#### ABOUT THIS TASK:
Nothing but the records beneath, reproduced exactly, should appear in the answer.

**** DATA FOR THE TASK

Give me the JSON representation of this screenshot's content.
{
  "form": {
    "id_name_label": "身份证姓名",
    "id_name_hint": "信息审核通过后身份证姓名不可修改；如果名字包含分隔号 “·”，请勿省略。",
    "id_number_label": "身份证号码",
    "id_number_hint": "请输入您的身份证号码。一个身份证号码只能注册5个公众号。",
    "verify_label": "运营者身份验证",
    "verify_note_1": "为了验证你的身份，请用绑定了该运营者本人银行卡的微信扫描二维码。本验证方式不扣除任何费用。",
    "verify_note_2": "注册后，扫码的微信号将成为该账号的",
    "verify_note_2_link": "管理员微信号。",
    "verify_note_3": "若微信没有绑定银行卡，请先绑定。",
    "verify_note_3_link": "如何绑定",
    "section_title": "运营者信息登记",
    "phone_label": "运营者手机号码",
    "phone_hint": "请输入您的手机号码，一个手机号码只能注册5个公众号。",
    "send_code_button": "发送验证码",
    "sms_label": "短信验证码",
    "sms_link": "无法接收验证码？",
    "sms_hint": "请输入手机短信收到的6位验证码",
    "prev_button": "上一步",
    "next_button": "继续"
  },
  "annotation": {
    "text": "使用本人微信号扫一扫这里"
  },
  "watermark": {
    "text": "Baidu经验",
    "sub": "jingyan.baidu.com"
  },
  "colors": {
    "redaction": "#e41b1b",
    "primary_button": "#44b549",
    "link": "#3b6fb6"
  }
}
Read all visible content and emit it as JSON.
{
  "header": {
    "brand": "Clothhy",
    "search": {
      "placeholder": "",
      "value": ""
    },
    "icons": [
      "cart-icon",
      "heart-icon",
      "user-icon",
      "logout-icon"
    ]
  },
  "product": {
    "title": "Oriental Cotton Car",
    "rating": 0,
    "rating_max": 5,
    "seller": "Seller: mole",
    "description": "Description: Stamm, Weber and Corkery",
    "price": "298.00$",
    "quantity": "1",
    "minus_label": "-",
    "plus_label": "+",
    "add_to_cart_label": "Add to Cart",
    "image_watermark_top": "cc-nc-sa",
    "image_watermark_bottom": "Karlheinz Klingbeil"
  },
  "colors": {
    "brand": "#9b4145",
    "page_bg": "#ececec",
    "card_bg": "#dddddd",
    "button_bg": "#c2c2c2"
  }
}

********

#### THE COMPLETED TASK:
Give me the JSON representation of this screenshot's content.
{
  "form": {
    "id_name_label": "身份证姓名",
    "id_name_hint": "信息审核通过后身份证姓名不可修改；如果名字包含分隔号 “·”，请勿省略。",
    "id_number_label": "身份证号码",
    "id_number_hint": "请输入您的身份证号码。一个身份证号码只能注册5个公众号。",
    "verify_label": "运营者身份验证",
    "verify_note_1": "为了验证你的身份，请用绑定了该运营者本人银行卡的微信扫描二维码。本验证方式不扣除任何费用。",
    "verify_note_2": "注册后，扫码的微信号将成为该账号的",
    "verify_note_2_link": "管理员微信号。",
    "verify_note_3": "若微信没有绑定银行卡，请先绑定。",
    "verify_note_3_link": "如何绑定",
    "section_title": "运营者信息登记",
    "phone_label": "运营者手机号码",
    "phone_hint": "请输入您的手机号码，一个手机号码只能注册5个公众号。",
    "send_code_button": "发送验证码",
    "sms_label": "短信验证码",
    "sms_link": "无法接收验证码？",
    "sms_hint": "请输入手机短信收到的6位验证码",
    "prev_button": "上一步",
    "next_button": "继续"
  },
  "annotation": {
    "text": "使用本人微信号扫一扫这里"
  },
  "watermark": {
    "text": "Baidu经验",
    "sub": "jingyan.baidu.com"
  },
  "colors": {
    "redaction": "#e41b1b",
    "primary_button": "#44b549",
    "link": "#3b6fb6"
  }
}
Read all visible content and emit it as JSON.
{
  "header": {
    "brand": "Clothhy",
    "search": {
      "placeholder": "",
      "value": ""
    },
    "icons": [
      "cart-icon",
      "heart-icon",
      "user-icon",
      "logout-icon"
    ]
  },
  "product": {
    "title": "Oriental Cotton Car",
    "rating": 0,
    "rating_max": 5,
    "seller": "Seller: mole",
    "description": "Description: Stamm, Weber and Corkery",
    "price": "298.00$",
    "quantity": "1",
    "minus_label": "-",
    "plus_label": "+",
    "add_to_cart_label": "Add to Cart",
    "image_watermark_top": "cc-nc-sa",
    "image_watermark_bottom": "Karlheinz Klingbeil"
  },
  "colors": {
    "brand": "#9b4145",
    "page_bg": "#ececec",
    "card_bg": "#dddddd",
    "button_bg": "#c2c2c2"
  }
}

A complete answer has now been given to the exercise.